## ACTIVITY
Which lines in the data contain the word "caption"? Please copy each of them.

----------

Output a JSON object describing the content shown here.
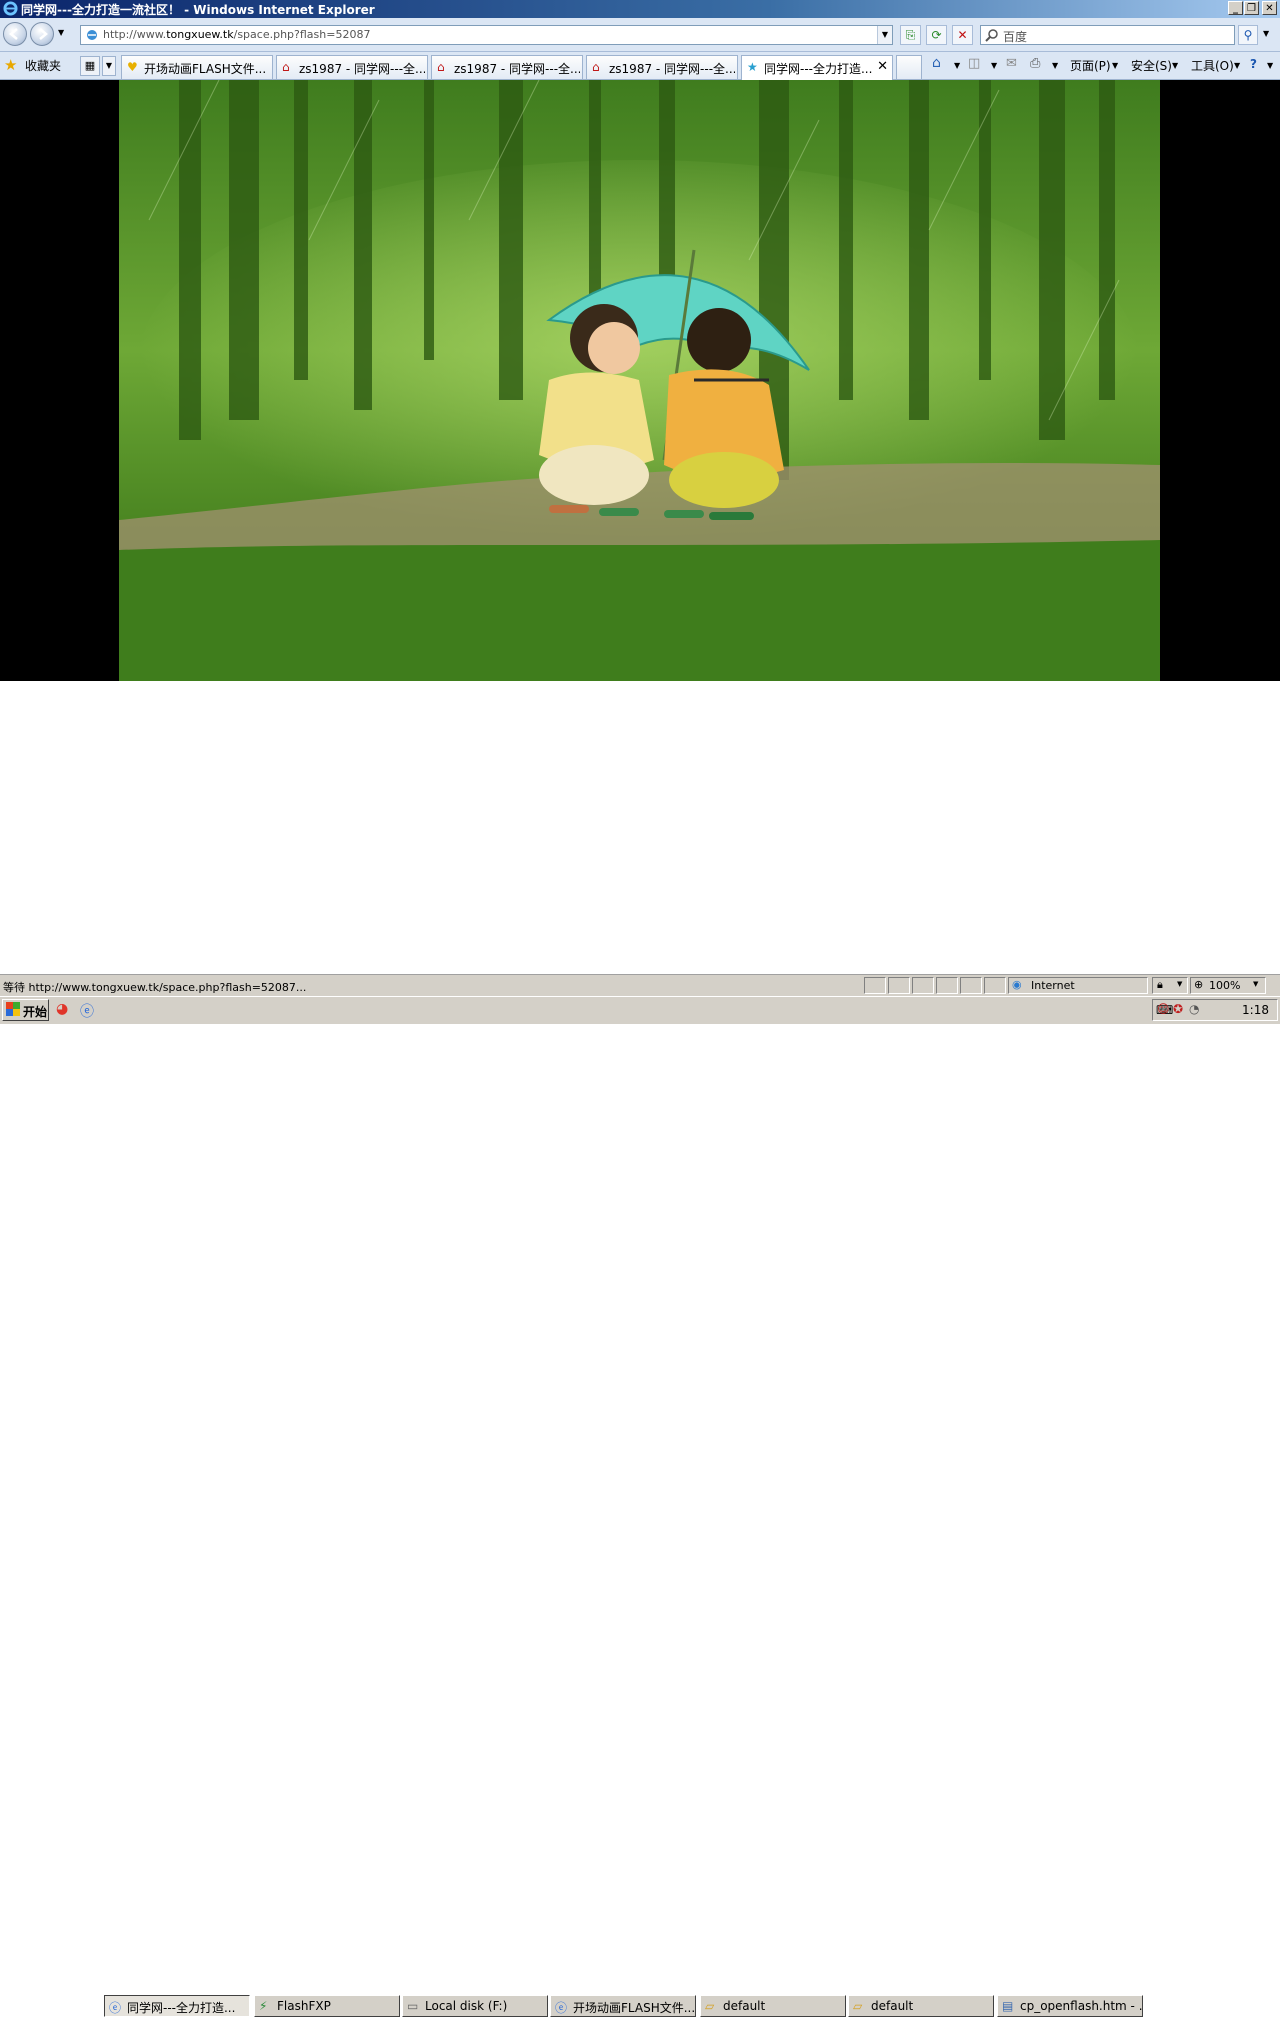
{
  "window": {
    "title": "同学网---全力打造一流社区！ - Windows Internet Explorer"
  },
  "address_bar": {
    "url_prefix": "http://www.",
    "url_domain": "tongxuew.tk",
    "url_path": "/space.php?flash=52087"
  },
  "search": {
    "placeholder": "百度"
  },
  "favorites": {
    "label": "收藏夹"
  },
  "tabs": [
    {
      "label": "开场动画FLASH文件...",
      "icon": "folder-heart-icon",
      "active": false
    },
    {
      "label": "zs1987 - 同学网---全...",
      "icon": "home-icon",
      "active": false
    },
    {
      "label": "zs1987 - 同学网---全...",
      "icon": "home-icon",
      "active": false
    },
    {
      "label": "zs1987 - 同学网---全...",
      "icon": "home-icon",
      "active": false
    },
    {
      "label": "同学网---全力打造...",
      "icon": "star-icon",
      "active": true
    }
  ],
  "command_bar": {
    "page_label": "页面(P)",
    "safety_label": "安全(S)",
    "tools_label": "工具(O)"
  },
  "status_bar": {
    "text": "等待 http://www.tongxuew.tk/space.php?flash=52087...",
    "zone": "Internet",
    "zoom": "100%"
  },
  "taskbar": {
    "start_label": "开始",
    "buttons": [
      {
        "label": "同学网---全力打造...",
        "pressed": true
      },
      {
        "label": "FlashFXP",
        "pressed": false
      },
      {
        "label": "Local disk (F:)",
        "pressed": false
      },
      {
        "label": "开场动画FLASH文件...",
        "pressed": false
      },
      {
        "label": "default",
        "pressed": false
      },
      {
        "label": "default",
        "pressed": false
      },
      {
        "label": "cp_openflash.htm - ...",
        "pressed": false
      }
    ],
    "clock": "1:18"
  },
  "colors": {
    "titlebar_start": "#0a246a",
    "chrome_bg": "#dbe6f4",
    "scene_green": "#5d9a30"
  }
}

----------

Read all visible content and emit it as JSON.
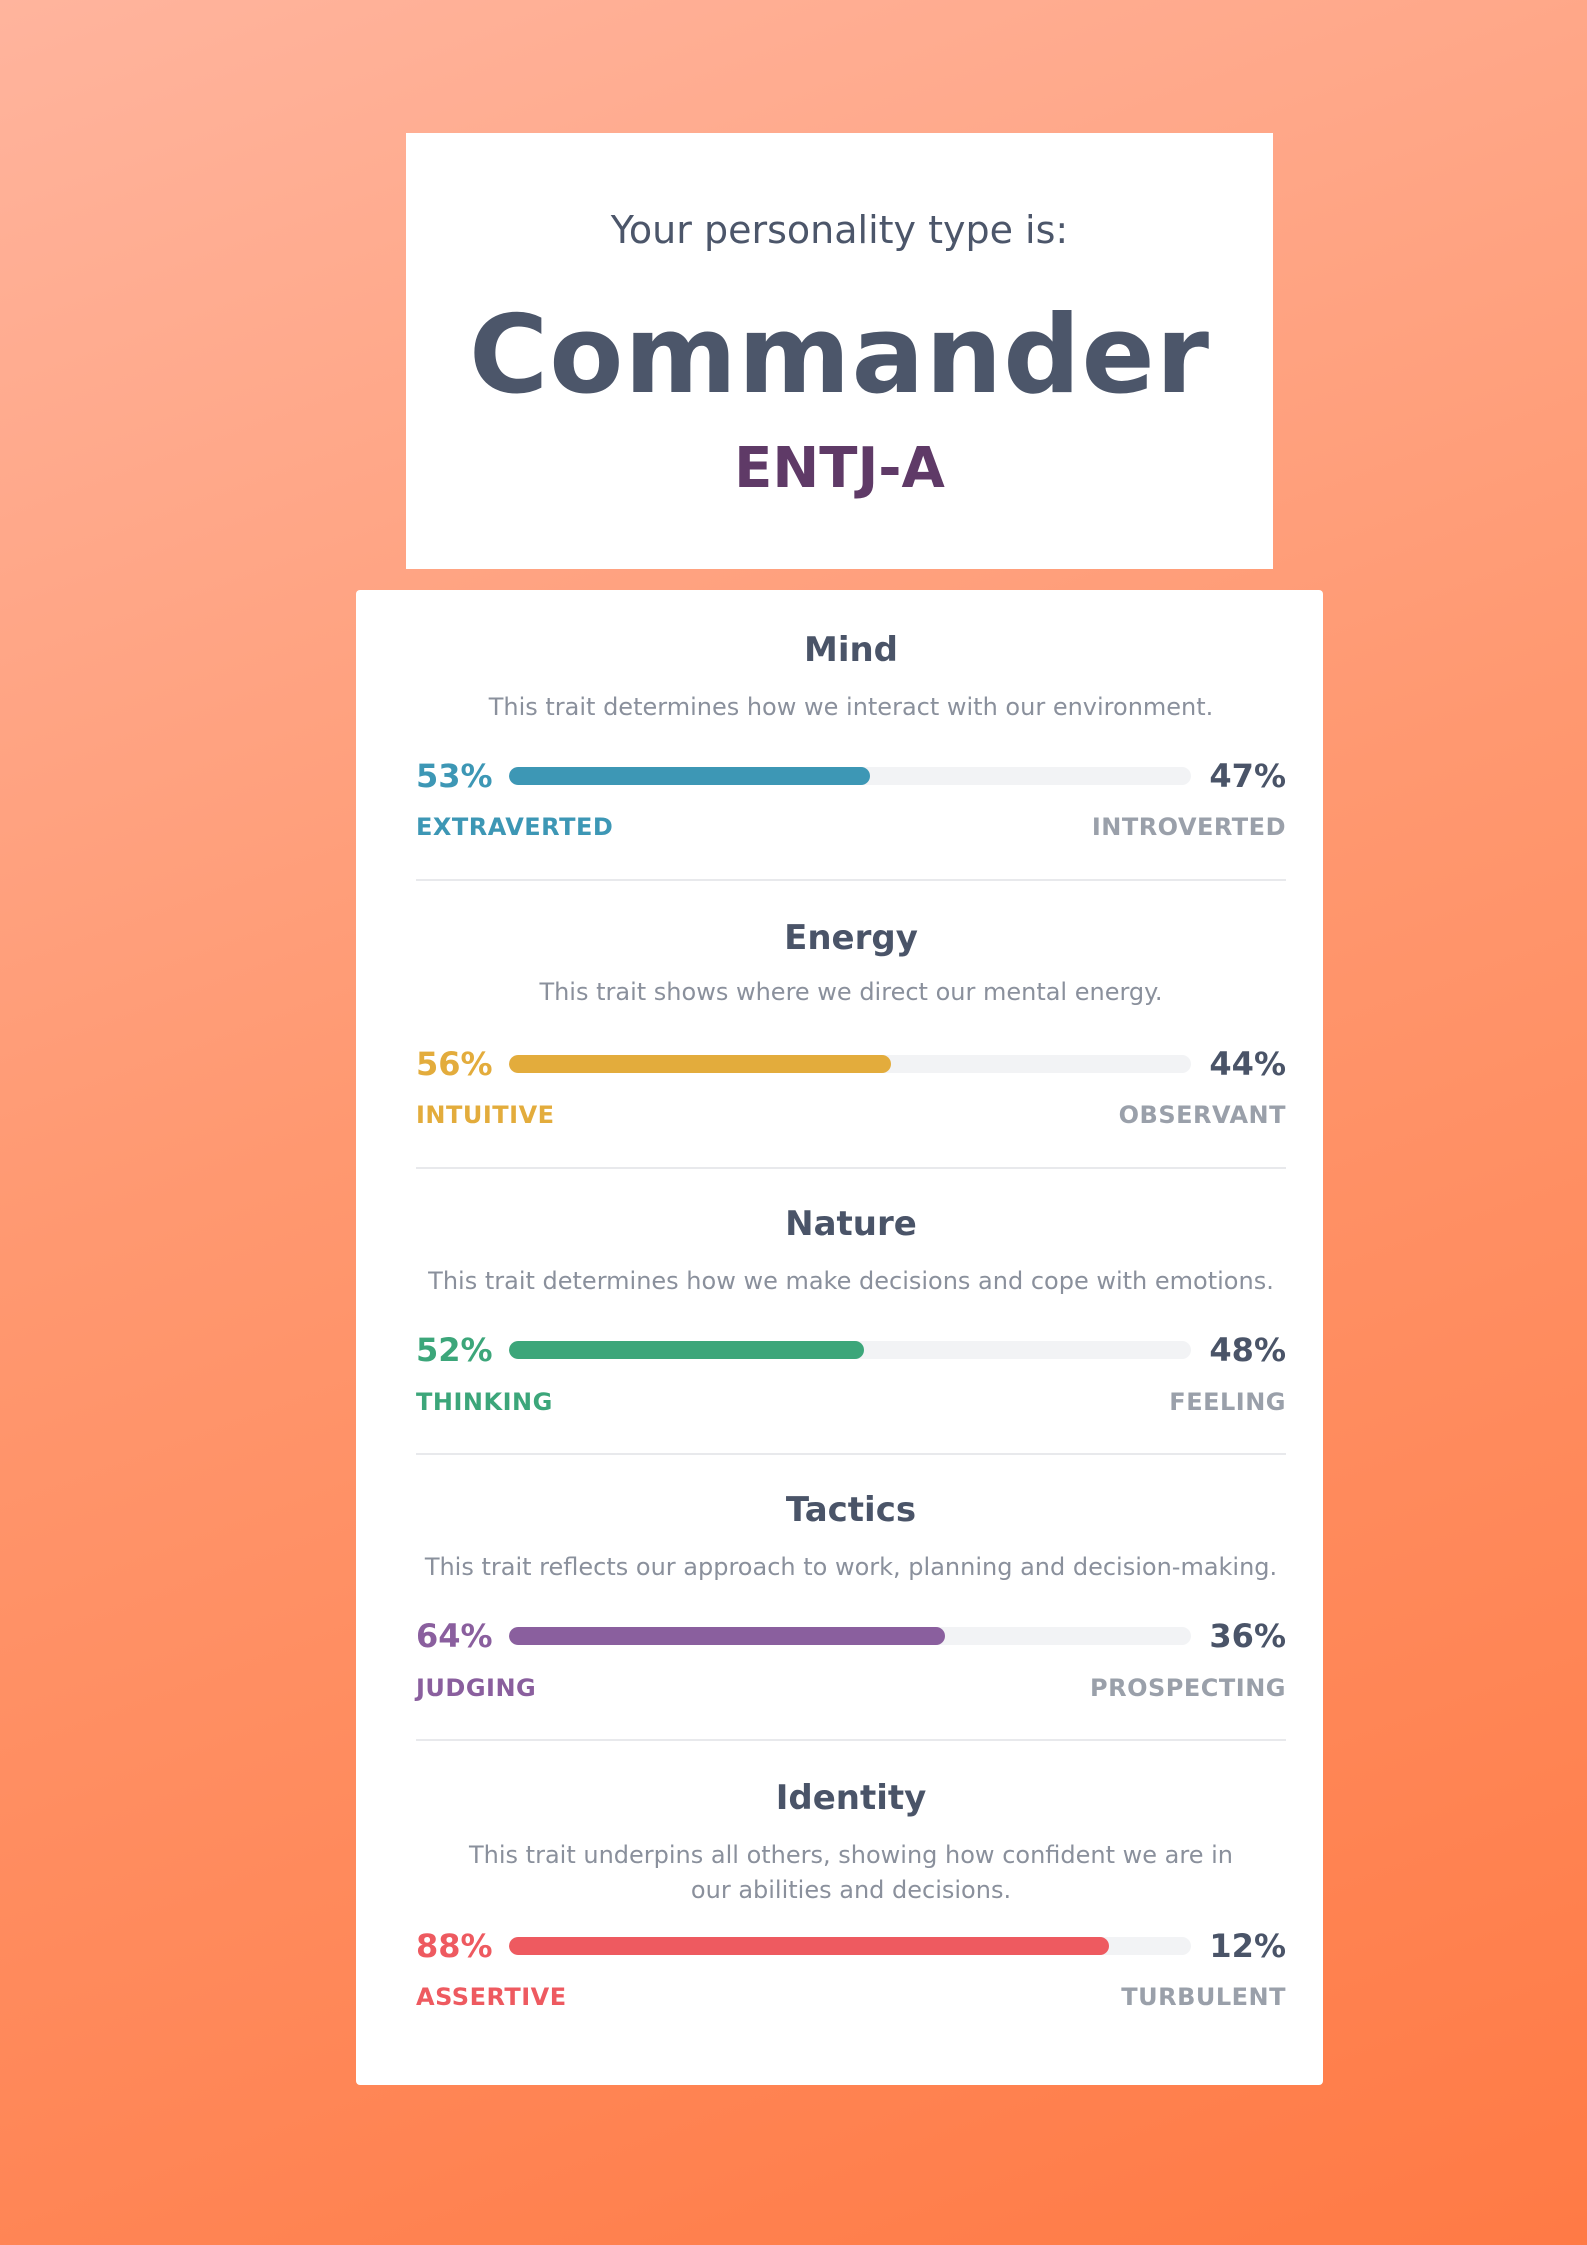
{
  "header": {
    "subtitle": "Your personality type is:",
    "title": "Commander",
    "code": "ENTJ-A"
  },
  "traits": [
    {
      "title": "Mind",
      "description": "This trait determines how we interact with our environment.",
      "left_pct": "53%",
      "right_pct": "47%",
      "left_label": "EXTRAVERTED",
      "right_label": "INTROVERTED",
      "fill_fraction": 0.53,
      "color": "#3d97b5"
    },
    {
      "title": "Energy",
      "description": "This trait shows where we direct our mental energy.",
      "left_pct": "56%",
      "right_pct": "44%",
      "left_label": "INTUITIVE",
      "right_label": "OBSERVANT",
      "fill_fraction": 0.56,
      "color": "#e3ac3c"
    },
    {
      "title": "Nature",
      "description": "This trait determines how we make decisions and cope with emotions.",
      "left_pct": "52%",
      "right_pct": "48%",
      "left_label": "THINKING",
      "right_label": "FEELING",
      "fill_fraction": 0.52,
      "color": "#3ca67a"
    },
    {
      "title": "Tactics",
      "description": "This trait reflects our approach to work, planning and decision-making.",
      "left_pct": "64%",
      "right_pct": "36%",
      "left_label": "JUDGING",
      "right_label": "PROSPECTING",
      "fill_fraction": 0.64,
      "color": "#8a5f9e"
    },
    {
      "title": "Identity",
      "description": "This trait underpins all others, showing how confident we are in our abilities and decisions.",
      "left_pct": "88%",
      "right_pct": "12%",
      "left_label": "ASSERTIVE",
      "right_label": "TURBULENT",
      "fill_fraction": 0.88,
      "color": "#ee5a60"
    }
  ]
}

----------

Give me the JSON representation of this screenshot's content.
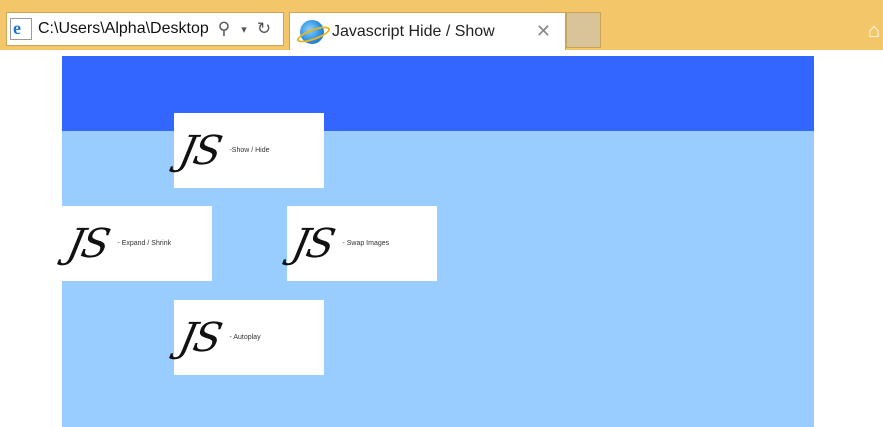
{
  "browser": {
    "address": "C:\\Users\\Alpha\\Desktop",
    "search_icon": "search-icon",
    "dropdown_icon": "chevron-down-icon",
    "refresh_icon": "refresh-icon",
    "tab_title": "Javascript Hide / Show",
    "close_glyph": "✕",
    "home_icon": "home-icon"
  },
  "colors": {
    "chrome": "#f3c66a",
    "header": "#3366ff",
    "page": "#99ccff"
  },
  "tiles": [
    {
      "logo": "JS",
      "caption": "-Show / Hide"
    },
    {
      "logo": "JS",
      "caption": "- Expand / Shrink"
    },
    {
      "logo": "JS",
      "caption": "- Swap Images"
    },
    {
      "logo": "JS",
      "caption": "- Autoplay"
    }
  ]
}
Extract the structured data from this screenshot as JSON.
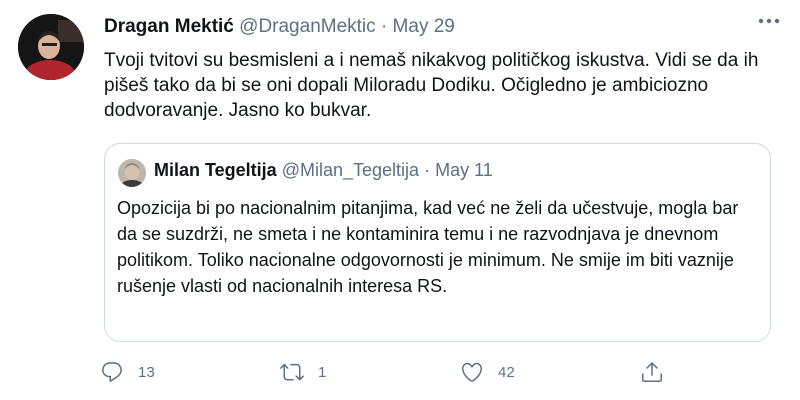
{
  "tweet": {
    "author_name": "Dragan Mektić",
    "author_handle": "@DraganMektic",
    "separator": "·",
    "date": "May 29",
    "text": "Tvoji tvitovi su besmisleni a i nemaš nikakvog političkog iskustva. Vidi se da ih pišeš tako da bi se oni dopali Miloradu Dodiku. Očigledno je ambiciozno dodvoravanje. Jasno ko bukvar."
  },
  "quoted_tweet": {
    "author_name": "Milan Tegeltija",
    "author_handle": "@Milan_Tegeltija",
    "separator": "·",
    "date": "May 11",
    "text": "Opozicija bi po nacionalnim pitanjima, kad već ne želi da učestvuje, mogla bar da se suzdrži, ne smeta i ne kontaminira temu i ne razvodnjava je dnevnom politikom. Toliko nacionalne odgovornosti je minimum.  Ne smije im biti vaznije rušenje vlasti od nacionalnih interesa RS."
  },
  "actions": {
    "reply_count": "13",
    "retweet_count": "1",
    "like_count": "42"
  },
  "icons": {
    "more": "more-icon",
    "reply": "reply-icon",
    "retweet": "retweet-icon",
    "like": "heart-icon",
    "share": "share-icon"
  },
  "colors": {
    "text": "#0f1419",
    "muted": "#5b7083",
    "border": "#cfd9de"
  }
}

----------

## RESPONSE TO THE TASK
      "caption": "-Show / Hide"
      "caption": "- Expand / Shrink"
      "caption": "- Swap Images"
      "caption": "- Autoplay"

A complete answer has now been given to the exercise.